With West Virginia’s creation in 1863, the question arose as to the new state’s responsibility to help pay the existing Virginia state debt. The founders of West Virginia recognized that their state owed a share of Virginia’s pre-1863 public debt, in compensation for improvements made in the counties that now made up in the new state. The repayment obligation was specifically included in the West Virginia constitution of 1863 and, indirectly, in the constitution of 1872.
Determining the amount to be paid was much more difficult than recognizing the obligation to pay. The issue quickly became a political matter as Virginia and West Virginia also argued over the inclusion of Berkeley and Jefferson counties in the new state. After Virginia sued to have the two counties returned to Virginia, West Virginia officials hardened their attitude about the size of the debt owed to Virginia. Many different figures were suggested, with West Virginia’s calculations resulting in a smaller debt, while Virginia authorities claimed much larger sums as due from West Virginia.
The argument dragged out, without resolution, throughout the 1800s. Though the issue was politically unpopular, West Virginia state officials desired to settle the matter to improve West Virginia’s bond rating in order to fund much needed new public works in the state. The matter finally was resolved in the U.S. Supreme Court, where Virginia won a judgment against West Virginia in 1911. After continued wrangling, it was determined that West Virginia owed nearly $12.4 million as of 1915, with further interest to accrue after that date. The 1919 West Virginia legislature created a Virginia Debt Sinking Fund to sell bonds to pay off Virginia and authorized a tax on general property to retire the debt. The tax raised sufficient funds to retire the debt in 1939.
This Article was written by Kenneth R. Bailey

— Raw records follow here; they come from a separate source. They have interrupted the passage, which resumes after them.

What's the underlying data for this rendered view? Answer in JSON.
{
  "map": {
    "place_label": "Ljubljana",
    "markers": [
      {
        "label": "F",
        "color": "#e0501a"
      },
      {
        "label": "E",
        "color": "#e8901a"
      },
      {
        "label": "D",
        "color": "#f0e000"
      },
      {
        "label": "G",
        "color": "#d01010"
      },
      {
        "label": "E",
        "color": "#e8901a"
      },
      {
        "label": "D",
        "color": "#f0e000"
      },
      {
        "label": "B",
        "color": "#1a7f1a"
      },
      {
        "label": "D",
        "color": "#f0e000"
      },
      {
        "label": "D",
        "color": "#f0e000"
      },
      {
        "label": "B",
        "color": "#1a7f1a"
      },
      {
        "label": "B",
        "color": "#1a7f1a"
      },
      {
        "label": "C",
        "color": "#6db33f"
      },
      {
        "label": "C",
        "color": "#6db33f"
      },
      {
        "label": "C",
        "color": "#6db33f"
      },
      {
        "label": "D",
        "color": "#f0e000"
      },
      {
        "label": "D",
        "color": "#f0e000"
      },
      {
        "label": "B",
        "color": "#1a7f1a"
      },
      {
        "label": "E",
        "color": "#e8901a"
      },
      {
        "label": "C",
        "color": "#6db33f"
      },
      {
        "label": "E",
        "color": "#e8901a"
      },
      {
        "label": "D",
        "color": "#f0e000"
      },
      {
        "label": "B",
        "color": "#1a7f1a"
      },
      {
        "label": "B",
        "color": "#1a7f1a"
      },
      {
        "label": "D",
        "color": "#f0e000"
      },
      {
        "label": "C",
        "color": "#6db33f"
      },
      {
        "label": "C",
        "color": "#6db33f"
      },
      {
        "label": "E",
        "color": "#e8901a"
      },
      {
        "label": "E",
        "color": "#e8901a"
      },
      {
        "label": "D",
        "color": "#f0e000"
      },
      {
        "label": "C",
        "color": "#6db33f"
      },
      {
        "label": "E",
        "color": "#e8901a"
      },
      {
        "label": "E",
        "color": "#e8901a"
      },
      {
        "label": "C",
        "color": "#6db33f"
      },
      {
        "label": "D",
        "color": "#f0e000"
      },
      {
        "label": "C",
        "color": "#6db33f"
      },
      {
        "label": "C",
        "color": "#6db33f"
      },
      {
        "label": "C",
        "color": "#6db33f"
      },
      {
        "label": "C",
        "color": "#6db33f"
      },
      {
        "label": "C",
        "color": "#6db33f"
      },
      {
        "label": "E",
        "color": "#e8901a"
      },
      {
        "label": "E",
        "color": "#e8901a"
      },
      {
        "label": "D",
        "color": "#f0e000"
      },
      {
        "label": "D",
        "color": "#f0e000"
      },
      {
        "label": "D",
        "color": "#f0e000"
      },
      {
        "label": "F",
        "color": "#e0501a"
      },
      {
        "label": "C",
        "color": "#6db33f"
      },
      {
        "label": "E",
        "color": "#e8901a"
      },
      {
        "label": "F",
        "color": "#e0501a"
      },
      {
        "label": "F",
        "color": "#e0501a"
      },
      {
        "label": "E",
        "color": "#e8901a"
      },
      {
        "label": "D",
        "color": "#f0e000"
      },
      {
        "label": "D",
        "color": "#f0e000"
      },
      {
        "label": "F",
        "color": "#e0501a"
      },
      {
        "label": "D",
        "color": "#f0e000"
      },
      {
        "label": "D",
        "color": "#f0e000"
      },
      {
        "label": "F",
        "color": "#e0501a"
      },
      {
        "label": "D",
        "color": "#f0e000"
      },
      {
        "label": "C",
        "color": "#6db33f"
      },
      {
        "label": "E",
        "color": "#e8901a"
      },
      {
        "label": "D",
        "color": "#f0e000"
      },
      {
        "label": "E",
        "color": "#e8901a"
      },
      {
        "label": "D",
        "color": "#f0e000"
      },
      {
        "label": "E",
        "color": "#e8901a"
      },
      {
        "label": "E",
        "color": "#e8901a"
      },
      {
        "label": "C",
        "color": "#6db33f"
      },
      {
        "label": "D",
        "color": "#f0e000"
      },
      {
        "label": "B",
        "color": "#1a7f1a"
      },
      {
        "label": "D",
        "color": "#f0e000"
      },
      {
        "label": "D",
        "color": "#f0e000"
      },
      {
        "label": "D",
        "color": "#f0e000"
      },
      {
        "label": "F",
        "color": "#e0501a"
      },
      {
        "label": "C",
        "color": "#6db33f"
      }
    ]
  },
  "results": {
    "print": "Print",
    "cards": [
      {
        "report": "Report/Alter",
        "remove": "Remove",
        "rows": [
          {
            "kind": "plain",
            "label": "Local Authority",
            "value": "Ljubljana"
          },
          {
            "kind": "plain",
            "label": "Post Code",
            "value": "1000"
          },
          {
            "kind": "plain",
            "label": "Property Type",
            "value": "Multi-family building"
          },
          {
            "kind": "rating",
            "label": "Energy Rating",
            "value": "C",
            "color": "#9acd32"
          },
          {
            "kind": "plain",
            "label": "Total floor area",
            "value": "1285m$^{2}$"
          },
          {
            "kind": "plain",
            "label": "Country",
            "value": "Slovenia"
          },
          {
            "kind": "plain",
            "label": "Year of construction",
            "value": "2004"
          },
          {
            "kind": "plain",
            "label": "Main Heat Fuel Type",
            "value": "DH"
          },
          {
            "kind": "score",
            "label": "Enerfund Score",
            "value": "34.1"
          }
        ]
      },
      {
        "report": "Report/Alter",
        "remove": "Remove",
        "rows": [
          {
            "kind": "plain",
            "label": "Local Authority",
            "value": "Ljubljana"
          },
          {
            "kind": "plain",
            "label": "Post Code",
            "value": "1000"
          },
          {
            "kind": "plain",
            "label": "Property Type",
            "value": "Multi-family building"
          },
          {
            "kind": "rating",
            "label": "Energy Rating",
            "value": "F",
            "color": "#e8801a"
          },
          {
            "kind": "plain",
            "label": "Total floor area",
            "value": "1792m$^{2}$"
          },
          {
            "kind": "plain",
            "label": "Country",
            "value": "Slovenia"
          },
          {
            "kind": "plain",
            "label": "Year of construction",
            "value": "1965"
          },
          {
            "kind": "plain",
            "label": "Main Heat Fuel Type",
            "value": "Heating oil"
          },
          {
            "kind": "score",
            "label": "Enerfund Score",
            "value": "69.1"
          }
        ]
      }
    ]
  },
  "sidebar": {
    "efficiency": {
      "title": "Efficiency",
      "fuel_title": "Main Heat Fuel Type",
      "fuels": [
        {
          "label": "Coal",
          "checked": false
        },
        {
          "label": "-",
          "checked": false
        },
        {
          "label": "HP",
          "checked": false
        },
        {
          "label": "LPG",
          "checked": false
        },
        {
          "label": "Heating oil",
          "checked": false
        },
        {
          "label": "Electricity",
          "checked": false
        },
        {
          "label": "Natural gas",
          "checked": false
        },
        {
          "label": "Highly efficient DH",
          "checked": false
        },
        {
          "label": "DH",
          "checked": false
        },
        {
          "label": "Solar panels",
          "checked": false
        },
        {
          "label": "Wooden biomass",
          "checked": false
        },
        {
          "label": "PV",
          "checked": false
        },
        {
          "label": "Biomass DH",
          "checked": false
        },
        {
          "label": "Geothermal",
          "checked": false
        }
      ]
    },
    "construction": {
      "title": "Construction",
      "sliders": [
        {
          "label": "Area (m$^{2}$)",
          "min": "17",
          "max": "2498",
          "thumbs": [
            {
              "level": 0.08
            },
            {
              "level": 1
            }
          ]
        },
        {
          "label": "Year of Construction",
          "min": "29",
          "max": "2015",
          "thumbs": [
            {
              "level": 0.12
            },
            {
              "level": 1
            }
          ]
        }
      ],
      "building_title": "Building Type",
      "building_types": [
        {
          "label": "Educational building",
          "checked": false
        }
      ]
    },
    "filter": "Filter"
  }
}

Last Revised on November 05, 2010
Ambler, Charles H. & Festus P. Summers. West Virginia: The Mountain State. Englewood Cliffs, NJ: Prentice-Hall, 1958.